*** Opening Listed records ***

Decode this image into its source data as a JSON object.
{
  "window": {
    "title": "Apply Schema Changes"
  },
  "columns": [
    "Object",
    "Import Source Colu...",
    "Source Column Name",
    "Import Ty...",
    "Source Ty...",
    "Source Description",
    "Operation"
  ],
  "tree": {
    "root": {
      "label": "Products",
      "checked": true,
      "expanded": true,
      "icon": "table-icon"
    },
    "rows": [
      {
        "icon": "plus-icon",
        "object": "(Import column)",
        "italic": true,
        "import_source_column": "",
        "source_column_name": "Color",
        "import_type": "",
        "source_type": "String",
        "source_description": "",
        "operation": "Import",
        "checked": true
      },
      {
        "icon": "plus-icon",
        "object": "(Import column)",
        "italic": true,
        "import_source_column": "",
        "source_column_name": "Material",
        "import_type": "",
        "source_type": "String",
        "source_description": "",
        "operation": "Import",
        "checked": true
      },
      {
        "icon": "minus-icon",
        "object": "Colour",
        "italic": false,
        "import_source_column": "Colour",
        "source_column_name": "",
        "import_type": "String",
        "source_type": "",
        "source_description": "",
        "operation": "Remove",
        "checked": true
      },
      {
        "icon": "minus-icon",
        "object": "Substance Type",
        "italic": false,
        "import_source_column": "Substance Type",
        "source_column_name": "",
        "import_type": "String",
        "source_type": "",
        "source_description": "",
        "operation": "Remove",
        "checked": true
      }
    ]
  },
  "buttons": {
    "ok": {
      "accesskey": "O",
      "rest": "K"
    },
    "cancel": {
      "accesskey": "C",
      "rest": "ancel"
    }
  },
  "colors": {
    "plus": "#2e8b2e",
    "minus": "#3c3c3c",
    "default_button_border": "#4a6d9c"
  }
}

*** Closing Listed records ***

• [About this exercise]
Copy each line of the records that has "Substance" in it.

• [Output below]
        "object": "Substance Type",
        "import_source_column": "Substance Type",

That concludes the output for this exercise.